UA is known to play a physiological role as an antioxidant, and oxidative stress has detrimental effects on bone metabolism. In the present study, we investigated the association of serum UA level with the osteoporosis-related phenotypes and its direct effect on bone-resorbing osteoclasts using in vitro systems.
This is a large cross-sectional study, including 7,502 healthy postmenopausal women. Bone mineral density (BMD) and serum UA concentrations were obtained from all subjects. Data on bone turnover markers and lateral thoracolumbar radiographs were available for 1,023 and 6,918 subjects, respectively. An in vitro study investigated osteoclastogenesis and reactive oxygen species (ROS) levels according to UA treatment.

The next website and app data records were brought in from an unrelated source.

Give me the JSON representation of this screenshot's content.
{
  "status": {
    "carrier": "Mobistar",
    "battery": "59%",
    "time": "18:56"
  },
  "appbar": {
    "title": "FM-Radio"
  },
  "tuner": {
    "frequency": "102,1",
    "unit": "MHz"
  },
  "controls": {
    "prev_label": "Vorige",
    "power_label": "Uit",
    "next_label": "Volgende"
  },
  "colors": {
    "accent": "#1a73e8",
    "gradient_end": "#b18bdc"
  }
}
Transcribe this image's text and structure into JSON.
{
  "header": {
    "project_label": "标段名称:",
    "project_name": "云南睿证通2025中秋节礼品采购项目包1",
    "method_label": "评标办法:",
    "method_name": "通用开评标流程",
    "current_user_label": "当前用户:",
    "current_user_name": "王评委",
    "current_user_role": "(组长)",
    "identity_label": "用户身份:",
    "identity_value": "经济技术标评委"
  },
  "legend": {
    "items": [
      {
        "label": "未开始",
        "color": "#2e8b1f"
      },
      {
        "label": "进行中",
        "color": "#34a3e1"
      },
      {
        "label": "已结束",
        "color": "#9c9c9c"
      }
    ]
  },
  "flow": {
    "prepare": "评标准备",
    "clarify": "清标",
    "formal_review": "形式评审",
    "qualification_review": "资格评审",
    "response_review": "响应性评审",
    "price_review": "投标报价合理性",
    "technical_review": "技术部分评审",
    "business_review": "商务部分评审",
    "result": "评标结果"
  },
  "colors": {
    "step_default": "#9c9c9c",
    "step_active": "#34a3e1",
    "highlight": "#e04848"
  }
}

After adjusting for multiple confounders, serum UA levels were positively associated with BMD at all sites (all p < 0.001). Compared with the participants in the highest UA quartile, the odds for osteoporosis were 40 % higher in those in the lowest quartile. The serum UA levels were inversely related to both serum C-terminal telopeptide of type I collagen and osteocalcin levels (p < 0.001 and p = 0.004, respectively). Consistently, subjects with vertebral fracture had lower serum UA levels, compared with those without it (p = 0.009). An in vitro study showed that UA decreased osteoclastogenesis in a dose-dependent manner and reduced the production of ROS in osteoclast precursors.
These results provide epidemiological and experimental evidence that serum UA may have a beneficial effect on bone metabolism as an antioxidant in postmenopausal women.